■ **ABOUT THIS TASK**
Leave the images aside and output every entry exactly.

Data extracted from a collection:
============
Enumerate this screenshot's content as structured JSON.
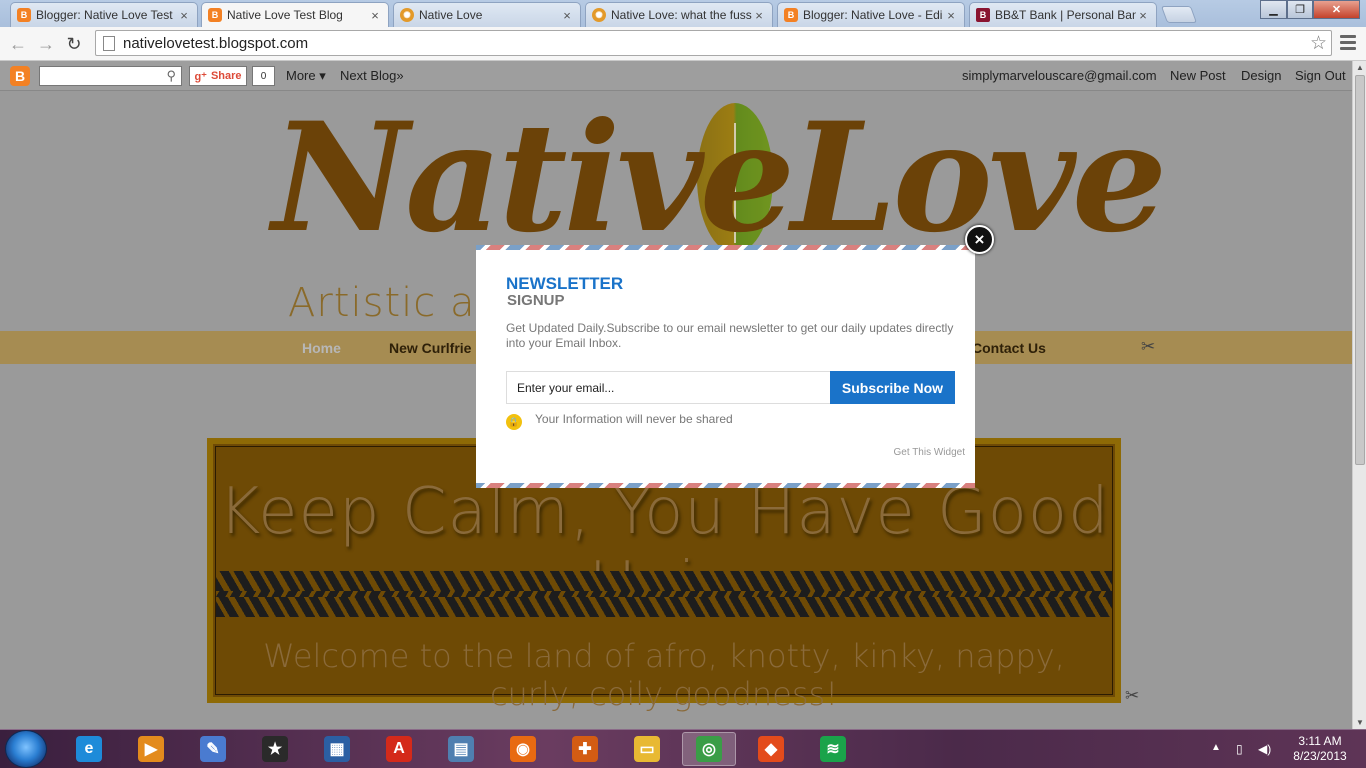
{
  "browser": {
    "tabs": [
      {
        "label": "Blogger: Native Love Test",
        "icon": "blogger-icon",
        "active": false
      },
      {
        "label": "Native Love Test Blog",
        "icon": "blogger-icon",
        "active": true
      },
      {
        "label": "Native Love",
        "icon": "sun-icon",
        "active": false
      },
      {
        "label": "Native Love: what the fuss",
        "icon": "sun-icon",
        "active": false
      },
      {
        "label": "Blogger: Native Love - Edi",
        "icon": "blogger-icon",
        "active": false
      },
      {
        "label": "BB&T Bank | Personal Ban",
        "icon": "bank-icon",
        "active": false
      }
    ],
    "tab_close": "×",
    "url": "nativelovetest.blogspot.com"
  },
  "blogger_bar": {
    "share_label": "Share",
    "share_count": "0",
    "more_label": "More ▾",
    "next_blog_label": "Next Blog»",
    "email": "simplymarvelouscare@gmail.com",
    "new_post_label": "New Post",
    "design_label": "Design",
    "sign_out_label": "Sign Out"
  },
  "blog": {
    "logo_text": "NativeLove",
    "tagline": "Artistic and ... st Hair.",
    "menu": [
      {
        "label": "Home"
      },
      {
        "label": "New Curlfrie"
      },
      {
        "label": "Contact Us"
      }
    ],
    "banner_title": "Keep Calm, You Have Good Hair.",
    "banner_subtitle": "Welcome to the land of afro, knotty, kinky, nappy, curly, coily goodness!"
  },
  "newsletter": {
    "title": "NEWSLETTER",
    "subtitle": "SIGNUP",
    "description": "Get Updated Daily.Subscribe to our email newsletter to get our daily updates directly into your Email Inbox.",
    "email_placeholder": "Enter your email...",
    "subscribe_label": "Subscribe Now",
    "privacy_note": "Your Information will never be shared",
    "get_widget_label": "Get This Widget",
    "close_label": "×"
  },
  "taskbar": {
    "apps": [
      {
        "name": "ie-icon",
        "glyph": "e",
        "color": "#1e8bd9"
      },
      {
        "name": "media-player-icon",
        "glyph": "▶",
        "color": "#e38b1d"
      },
      {
        "name": "paint-icon",
        "glyph": "✎",
        "color": "#4a7bd0"
      },
      {
        "name": "movie-maker-icon",
        "glyph": "★",
        "color": "#2a2a2a"
      },
      {
        "name": "film-icon",
        "glyph": "▦",
        "color": "#2b5fa3"
      },
      {
        "name": "acrobat-icon",
        "glyph": "A",
        "color": "#d42a1a"
      },
      {
        "name": "window-icon",
        "glyph": "▤",
        "color": "#4f7fb0"
      },
      {
        "name": "firefox-icon",
        "glyph": "◉",
        "color": "#e86a12"
      },
      {
        "name": "toolbox-icon",
        "glyph": "✚",
        "color": "#d35c13"
      },
      {
        "name": "explorer-folder-icon",
        "glyph": "▭",
        "color": "#e8b933"
      },
      {
        "name": "chrome-icon",
        "glyph": "◎",
        "color": "#3a9d47"
      },
      {
        "name": "office-icon",
        "glyph": "◆",
        "color": "#e34b1b"
      },
      {
        "name": "spotify-icon",
        "glyph": "≋",
        "color": "#1aa34a"
      }
    ],
    "time": "3:11 AM",
    "date": "8/23/2013"
  }
}
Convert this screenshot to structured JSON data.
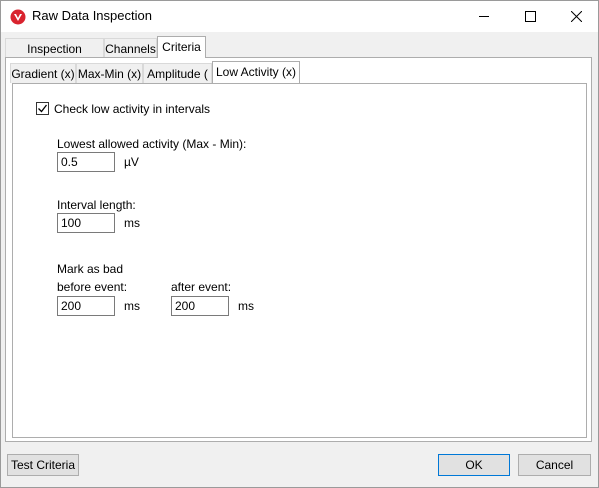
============
■ **EXERCISE RESPONSE**
Enumerate this screenshot's content as structured JSON.
{
  "browser": {
    "tabs": [
      {
        "label": "Blogger: Native Love Test",
        "icon": "blogger-icon",
        "active": false
      },
      {
        "label": "Native Love Test Blog",
        "icon": "blogger-icon",
        "active": true
      },
      {
        "label": "Native Love",
        "icon": "sun-icon",
        "active": false
      },
      {
        "label": "Native Love: what the fuss",
        "icon": "sun-icon",
        "active": false
      },
      {
        "label": "Blogger: Native Love - Edi",
        "icon": "blogger-icon",
        "active": false
      },
      {
        "label": "BB&T Bank | Personal Ban",
        "icon": "bank-icon",
        "active": false
      }
    ],
    "tab_close": "×",
    "url": "nativelovetest.blogspot.com"
  },
  "blogger_bar": {
    "share_label": "Share",
    "share_count": "0",
    "more_label": "More ▾",
    "next_blog_label": "Next Blog»",
    "email": "simplymarvelouscare@gmail.com",
    "new_post_label": "New Post",
    "design_label": "Design",
    "sign_out_label": "Sign Out"
  },
  "blog": {
    "logo_text": "NativeLove",
    "tagline": "Artistic and ... st Hair.",
    "menu": [
      {
        "label": "Home"
      },
      {
        "label": "New Curlfrie"
      },
      {
        "label": "Contact Us"
      }
    ],
    "banner_title": "Keep Calm, You Have Good Hair.",
    "banner_subtitle": "Welcome to the land of afro, knotty, kinky, nappy, curly, coily goodness!"
  },
  "newsletter": {
    "title": "NEWSLETTER",
    "subtitle": "SIGNUP",
    "description": "Get Updated Daily.Subscribe to our email newsletter to get our daily updates directly into your Email Inbox.",
    "email_placeholder": "Enter your email...",
    "subscribe_label": "Subscribe Now",
    "privacy_note": "Your Information will never be shared",
    "get_widget_label": "Get This Widget",
    "close_label": "×"
  },
  "taskbar": {
    "apps": [
      {
        "name": "ie-icon",
        "glyph": "e",
        "color": "#1e8bd9"
      },
      {
        "name": "media-player-icon",
        "glyph": "▶",
        "color": "#e38b1d"
      },
      {
        "name": "paint-icon",
        "glyph": "✎",
        "color": "#4a7bd0"
      },
      {
        "name": "movie-maker-icon",
        "glyph": "★",
        "color": "#2a2a2a"
      },
      {
        "name": "film-icon",
        "glyph": "▦",
        "color": "#2b5fa3"
      },
      {
        "name": "acrobat-icon",
        "glyph": "A",
        "color": "#d42a1a"
      },
      {
        "name": "window-icon",
        "glyph": "▤",
        "color": "#4f7fb0"
      },
      {
        "name": "firefox-icon",
        "glyph": "◉",
        "color": "#e86a12"
      },
      {
        "name": "toolbox-icon",
        "glyph": "✚",
        "color": "#d35c13"
      },
      {
        "name": "explorer-folder-icon",
        "glyph": "▭",
        "color": "#e8b933"
      },
      {
        "name": "chrome-icon",
        "glyph": "◎",
        "color": "#3a9d47"
      },
      {
        "name": "office-icon",
        "glyph": "◆",
        "color": "#e34b1b"
      },
      {
        "name": "spotify-icon",
        "glyph": "≋",
        "color": "#1aa34a"
      }
    ],
    "time": "3:11 AM",
    "date": "8/23/2013"
  }
}
Convert this screenshot to structured JSON data.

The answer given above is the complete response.